Top of EXCERPTED DATA

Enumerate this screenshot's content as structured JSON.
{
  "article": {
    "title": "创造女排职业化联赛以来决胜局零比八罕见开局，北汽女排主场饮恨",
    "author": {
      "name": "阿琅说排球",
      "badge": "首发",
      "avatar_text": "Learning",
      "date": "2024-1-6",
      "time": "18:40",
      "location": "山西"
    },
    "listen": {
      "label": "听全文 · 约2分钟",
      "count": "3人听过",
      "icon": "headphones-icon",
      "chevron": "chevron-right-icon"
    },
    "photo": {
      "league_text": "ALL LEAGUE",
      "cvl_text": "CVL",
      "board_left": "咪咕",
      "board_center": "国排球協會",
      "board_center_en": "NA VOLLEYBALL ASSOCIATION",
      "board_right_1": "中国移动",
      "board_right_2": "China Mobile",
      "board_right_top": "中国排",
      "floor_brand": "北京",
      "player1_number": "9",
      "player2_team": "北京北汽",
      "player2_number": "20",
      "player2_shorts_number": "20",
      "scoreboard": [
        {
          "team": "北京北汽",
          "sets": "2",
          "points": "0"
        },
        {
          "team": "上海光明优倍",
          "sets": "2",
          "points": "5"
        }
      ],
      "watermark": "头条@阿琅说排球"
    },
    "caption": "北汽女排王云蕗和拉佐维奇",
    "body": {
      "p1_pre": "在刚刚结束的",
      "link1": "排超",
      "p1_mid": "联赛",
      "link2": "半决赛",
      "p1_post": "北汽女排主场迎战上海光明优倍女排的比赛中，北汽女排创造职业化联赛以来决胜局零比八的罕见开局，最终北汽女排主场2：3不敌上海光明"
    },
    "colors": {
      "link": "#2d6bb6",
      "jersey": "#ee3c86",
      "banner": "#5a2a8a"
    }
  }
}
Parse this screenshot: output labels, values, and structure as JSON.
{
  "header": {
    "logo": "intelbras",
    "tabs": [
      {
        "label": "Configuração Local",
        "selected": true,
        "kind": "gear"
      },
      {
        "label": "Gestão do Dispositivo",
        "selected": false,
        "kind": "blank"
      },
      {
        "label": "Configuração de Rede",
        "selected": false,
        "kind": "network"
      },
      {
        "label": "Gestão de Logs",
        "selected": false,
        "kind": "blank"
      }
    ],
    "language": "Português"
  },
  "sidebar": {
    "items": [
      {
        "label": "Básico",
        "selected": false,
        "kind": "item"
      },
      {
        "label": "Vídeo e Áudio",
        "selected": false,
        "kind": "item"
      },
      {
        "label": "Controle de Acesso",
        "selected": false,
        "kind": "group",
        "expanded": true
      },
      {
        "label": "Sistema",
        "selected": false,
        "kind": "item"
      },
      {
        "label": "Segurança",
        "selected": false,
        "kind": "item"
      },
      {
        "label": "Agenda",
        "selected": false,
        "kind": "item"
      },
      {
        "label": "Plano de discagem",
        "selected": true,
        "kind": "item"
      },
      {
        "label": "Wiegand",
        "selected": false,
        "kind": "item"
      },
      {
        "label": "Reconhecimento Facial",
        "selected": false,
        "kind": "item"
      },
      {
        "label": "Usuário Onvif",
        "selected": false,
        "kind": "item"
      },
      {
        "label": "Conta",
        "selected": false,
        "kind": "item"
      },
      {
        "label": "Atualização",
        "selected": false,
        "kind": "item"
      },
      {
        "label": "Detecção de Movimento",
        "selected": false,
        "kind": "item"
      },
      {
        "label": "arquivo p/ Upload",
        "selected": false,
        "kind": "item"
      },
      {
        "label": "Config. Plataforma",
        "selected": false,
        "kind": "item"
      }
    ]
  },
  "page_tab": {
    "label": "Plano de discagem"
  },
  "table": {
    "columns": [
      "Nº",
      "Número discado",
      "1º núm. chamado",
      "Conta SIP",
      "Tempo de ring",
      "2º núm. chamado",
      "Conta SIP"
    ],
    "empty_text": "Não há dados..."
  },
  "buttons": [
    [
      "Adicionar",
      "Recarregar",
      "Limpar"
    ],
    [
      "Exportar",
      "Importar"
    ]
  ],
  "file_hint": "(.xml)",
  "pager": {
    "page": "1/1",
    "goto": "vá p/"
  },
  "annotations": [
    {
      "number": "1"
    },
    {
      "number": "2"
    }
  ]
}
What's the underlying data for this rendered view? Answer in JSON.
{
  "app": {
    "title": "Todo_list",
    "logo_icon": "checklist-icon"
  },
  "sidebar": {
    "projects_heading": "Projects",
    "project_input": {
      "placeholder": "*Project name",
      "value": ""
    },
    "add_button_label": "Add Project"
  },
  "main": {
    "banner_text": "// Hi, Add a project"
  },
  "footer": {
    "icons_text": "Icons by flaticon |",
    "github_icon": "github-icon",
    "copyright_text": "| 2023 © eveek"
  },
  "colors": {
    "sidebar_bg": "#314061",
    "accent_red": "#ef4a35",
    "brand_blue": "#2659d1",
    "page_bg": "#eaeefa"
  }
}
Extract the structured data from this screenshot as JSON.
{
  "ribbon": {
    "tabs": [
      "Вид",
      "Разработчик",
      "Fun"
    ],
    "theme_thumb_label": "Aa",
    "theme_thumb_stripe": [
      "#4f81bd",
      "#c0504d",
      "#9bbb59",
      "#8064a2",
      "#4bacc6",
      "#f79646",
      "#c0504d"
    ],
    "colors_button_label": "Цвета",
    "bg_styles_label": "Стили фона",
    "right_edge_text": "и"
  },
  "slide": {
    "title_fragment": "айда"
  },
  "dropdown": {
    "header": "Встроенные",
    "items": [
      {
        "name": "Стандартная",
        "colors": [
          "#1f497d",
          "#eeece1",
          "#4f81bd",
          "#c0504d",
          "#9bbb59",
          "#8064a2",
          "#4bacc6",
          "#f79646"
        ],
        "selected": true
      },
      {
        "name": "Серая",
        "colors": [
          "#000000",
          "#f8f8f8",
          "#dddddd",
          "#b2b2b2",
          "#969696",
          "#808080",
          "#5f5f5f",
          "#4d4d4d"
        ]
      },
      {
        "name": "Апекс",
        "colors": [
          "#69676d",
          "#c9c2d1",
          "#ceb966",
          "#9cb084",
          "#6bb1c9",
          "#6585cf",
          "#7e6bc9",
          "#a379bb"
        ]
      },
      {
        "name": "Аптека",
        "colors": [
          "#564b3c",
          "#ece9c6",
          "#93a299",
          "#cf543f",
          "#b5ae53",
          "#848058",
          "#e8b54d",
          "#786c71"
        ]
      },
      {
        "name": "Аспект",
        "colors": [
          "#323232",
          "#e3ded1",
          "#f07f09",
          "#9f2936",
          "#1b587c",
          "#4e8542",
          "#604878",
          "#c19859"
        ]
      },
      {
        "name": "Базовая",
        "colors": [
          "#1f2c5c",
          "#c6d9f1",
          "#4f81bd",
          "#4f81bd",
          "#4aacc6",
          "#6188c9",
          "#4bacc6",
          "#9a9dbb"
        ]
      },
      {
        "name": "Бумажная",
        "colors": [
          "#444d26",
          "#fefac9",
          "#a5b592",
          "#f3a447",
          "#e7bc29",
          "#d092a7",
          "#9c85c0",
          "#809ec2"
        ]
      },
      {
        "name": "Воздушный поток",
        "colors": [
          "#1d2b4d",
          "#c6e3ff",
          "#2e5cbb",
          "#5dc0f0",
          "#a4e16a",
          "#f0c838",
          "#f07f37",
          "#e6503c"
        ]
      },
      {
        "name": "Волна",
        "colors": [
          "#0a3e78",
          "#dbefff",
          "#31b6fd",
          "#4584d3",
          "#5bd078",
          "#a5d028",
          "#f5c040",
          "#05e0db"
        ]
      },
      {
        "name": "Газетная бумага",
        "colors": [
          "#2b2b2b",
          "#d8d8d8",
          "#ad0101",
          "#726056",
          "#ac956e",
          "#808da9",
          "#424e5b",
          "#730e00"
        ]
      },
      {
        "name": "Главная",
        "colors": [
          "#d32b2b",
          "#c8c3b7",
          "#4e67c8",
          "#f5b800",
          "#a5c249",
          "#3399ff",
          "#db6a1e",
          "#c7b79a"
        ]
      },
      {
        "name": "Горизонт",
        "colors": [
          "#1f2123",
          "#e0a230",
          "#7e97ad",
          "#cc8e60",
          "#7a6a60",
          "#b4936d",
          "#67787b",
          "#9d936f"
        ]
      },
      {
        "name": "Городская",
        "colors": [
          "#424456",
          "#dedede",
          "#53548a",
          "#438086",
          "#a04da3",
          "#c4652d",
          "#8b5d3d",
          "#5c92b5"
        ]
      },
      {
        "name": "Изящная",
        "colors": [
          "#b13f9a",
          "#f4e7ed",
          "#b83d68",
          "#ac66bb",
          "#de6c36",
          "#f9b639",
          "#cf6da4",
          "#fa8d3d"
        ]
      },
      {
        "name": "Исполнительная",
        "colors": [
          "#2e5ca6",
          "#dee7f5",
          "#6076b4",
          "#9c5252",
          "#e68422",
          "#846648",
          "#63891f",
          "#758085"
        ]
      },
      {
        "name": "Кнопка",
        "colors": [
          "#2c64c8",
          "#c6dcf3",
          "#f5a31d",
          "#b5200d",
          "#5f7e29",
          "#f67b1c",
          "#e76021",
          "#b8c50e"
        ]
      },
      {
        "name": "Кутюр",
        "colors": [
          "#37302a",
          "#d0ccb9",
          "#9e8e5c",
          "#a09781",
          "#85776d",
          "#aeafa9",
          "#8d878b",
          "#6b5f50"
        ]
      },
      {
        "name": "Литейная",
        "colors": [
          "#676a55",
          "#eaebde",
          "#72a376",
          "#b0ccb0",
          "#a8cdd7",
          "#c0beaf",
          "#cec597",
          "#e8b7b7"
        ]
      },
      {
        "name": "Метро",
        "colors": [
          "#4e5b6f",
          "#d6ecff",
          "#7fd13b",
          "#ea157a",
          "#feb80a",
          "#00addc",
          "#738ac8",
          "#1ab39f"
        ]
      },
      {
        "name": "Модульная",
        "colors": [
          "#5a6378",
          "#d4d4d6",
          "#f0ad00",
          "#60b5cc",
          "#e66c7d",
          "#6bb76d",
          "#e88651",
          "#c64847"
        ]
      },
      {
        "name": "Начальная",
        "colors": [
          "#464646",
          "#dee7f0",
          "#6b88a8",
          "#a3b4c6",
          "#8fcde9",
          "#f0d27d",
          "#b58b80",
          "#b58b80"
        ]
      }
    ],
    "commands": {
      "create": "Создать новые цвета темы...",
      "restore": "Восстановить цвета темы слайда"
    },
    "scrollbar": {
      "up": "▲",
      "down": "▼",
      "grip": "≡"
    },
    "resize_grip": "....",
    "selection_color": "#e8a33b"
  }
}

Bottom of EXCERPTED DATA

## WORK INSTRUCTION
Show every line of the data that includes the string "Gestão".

## EXERCISE OUTPUT
        "label": "Gestão do Dispositivo",
        "label": "Gestão de Logs",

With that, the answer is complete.